But the Oilers knew — or at least had pretty good reason to believe — that McDavid and Draisaitl, as highly skilled top draft picks, were going to be impact players.
They also needed a few other players to step up and they were able to get exactly that from one of McDavid and Draisaitl’s most common linemates, veteran forward Patrick Maroon.
Acquired in a February 2016 trade with the Anaheim Ducks, Maroon had an opportunity to play alongside two of the games best young players and ended up putting together a career year that saw him score 27 goals, a mark that was good enough for third-best on the team (behind only McDavid and Draisaitl).
In speaking with NHL.com this past week Maroon talked about how playing alongside those two players helped his spike in production.
“Obviously without those two I wouldn’t have the success I did, but sometimes you’ve got to give yourself some credit too,” Maroon, a St. Louis native, said recently after a workout at the St. Louis Blues practice facility. “Those two are very tremendous players, and for me I’ve just got to keep doing what I’m doing to stay with them.
“Obviously [Oilers coach] Todd McLellan had a really big part in that. He gave me an opportunity to play with those two. For me, I’ve just got to continue what I did last year, come [to training camp] in really good shape again, and hopefully good things fall into place again.”
There is no denying that playing alongside those two players helped.
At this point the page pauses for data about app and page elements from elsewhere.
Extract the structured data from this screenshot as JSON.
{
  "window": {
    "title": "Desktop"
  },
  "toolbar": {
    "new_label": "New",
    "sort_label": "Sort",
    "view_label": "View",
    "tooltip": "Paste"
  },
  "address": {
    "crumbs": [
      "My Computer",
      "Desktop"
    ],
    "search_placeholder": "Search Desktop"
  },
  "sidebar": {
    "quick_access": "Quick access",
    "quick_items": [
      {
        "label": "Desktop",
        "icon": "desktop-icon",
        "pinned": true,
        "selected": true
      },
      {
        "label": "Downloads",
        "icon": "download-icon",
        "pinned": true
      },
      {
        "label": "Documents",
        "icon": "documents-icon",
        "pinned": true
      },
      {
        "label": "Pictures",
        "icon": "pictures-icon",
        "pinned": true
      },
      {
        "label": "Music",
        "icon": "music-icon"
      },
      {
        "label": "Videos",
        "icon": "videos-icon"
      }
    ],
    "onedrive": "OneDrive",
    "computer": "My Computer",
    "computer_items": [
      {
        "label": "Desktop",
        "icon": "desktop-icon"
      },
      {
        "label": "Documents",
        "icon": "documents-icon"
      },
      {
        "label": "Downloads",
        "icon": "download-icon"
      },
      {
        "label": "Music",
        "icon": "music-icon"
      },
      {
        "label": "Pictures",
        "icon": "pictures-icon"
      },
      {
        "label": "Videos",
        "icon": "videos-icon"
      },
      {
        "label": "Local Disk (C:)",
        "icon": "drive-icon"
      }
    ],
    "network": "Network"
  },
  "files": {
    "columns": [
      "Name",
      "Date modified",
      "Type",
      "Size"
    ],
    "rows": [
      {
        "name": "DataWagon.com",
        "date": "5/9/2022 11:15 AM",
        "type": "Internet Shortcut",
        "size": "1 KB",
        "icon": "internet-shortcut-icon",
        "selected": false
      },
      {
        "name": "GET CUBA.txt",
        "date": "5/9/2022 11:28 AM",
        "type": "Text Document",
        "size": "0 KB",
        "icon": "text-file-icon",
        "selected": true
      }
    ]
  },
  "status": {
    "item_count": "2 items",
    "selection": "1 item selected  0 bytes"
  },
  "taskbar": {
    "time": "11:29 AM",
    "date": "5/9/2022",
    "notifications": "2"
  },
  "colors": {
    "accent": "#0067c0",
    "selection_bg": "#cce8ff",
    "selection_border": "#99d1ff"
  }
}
A lot. Prior to last season Maroon’s previous career high in goals was 12, which came during the 2015-16 season that he split with Anaheim and Edmonton. Eight of those goals came in the 16 games he played with the Oilers after he was acquired by the team, with some of them coming while playing alongside McDavid.
During the 2016-17 season 16 of Maroon’s 27 goals were directly assisted by either McDavid or Draisaitl, including six that both of them had an assist on. He also finished with a 15 percent shooting percentage that was a little above his normal career averages.
But even with all of that Maroon is still a good player, and the kind of player that can make everybody in the hockey world happy. He brings the size and physical play that the old school “grind them down” group adores, and he has also been a pretty consistently good possession player throughout his career, finishing as a better than 50 percent Corsi player in each of the past six seasons, including four seasons where he was better than 52 percent. Based on that it should not be a huge shock that with increased ice time (almost two additional minutes per game) and playing alongside two of the best offensive players in the league that his production skyrocketed.
As long as he gets an opportunity to play a similar role this season it would not be a stretch to expect him to finish close to the same numbers in 2017-18.